◆ Your instructions
Exact copy, pictures excluded: write out every line below.

───── Data for review ─────

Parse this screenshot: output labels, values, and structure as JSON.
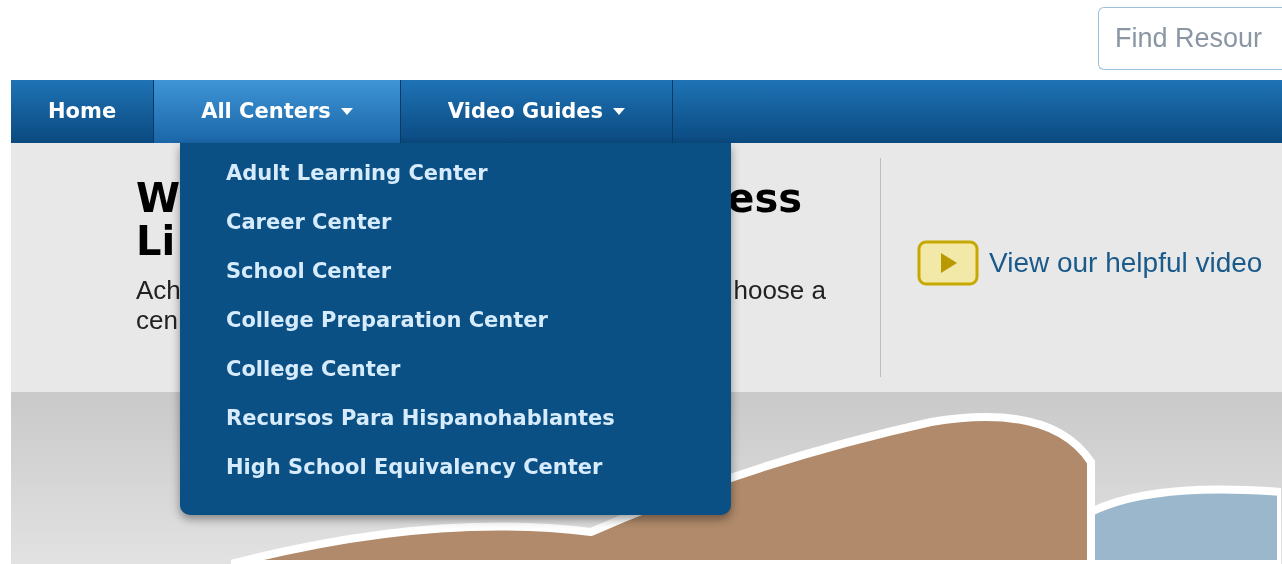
{
  "search": {
    "placeholder": "Find Resour"
  },
  "nav": [
    {
      "label": "Home",
      "selected": false,
      "dropdown": false
    },
    {
      "label": "All Centers",
      "selected": true,
      "dropdown": true
    },
    {
      "label": "Video Guides",
      "selected": false,
      "dropdown": true
    }
  ],
  "dropdown_menu": [
    "Adult Learning Center",
    "Career Center",
    "School Center",
    "College Preparation Center",
    "College Center",
    "Recursos Para Hispanohablantes",
    "High School Equivalency Center"
  ],
  "hero": {
    "heading_lines": [
      {
        "left": "W",
        "right": "ess"
      },
      {
        "left": "Li"
      }
    ],
    "text_lines": [
      {
        "left": "Ach",
        "right": "hoose a"
      },
      {
        "left": "cen"
      }
    ],
    "video_link": "View our helpful video"
  }
}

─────

◆ Written reply
Parse this screenshot: output labels, values, and structure as JSON.
{
  "search": {
    "placeholder": "Find Resour"
  },
  "nav": [
    {
      "label": "Home",
      "selected": false,
      "dropdown": false
    },
    {
      "label": "All Centers",
      "selected": true,
      "dropdown": true
    },
    {
      "label": "Video Guides",
      "selected": false,
      "dropdown": true
    }
  ],
  "dropdown_menu": [
    "Adult Learning Center",
    "Career Center",
    "School Center",
    "College Preparation Center",
    "College Center",
    "Recursos Para Hispanohablantes",
    "High School Equivalency Center"
  ],
  "hero": {
    "heading_lines": [
      {
        "left": "W",
        "right": "ess"
      },
      {
        "left": "Li"
      }
    ],
    "text_lines": [
      {
        "left": "Ach",
        "right": "hoose a"
      },
      {
        "left": "cen"
      }
    ],
    "video_link": "View our helpful video"
  }
}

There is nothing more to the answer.